→ Task item
Produce an exact copy of all the records.

→ Provided records

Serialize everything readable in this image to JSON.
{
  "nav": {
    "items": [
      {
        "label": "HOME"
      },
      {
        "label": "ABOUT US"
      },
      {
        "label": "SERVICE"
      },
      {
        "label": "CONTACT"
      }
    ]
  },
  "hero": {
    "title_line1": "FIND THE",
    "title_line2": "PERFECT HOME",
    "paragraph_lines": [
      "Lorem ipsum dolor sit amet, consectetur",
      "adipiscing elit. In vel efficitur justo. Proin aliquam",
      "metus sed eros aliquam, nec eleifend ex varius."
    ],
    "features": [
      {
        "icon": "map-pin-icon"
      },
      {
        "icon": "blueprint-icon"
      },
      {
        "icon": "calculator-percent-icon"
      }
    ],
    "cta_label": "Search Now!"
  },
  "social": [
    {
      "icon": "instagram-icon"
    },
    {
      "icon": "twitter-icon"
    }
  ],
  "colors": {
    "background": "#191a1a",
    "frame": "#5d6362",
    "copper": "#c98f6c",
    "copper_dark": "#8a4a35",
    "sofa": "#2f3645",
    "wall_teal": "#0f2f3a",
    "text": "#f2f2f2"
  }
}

→ Finished exercise
Serialize everything readable in this image to JSON.
{
  "nav": {
    "items": [
      {
        "label": "HOME"
      },
      {
        "label": "ABOUT US"
      },
      {
        "label": "SERVICE"
      },
      {
        "label": "CONTACT"
      }
    ]
  },
  "hero": {
    "title_line1": "FIND THE",
    "title_line2": "PERFECT HOME",
    "paragraph_lines": [
      "Lorem ipsum dolor sit amet, consectetur",
      "adipiscing elit. In vel efficitur justo. Proin aliquam",
      "metus sed eros aliquam, nec eleifend ex varius."
    ],
    "features": [
      {
        "icon": "map-pin-icon"
      },
      {
        "icon": "blueprint-icon"
      },
      {
        "icon": "calculator-percent-icon"
      }
    ],
    "cta_label": "Search Now!"
  },
  "social": [
    {
      "icon": "instagram-icon"
    },
    {
      "icon": "twitter-icon"
    }
  ],
  "colors": {
    "background": "#191a1a",
    "frame": "#5d6362",
    "copper": "#c98f6c",
    "copper_dark": "#8a4a35",
    "sofa": "#2f3645",
    "wall_teal": "#0f2f3a",
    "text": "#f2f2f2"
  }
}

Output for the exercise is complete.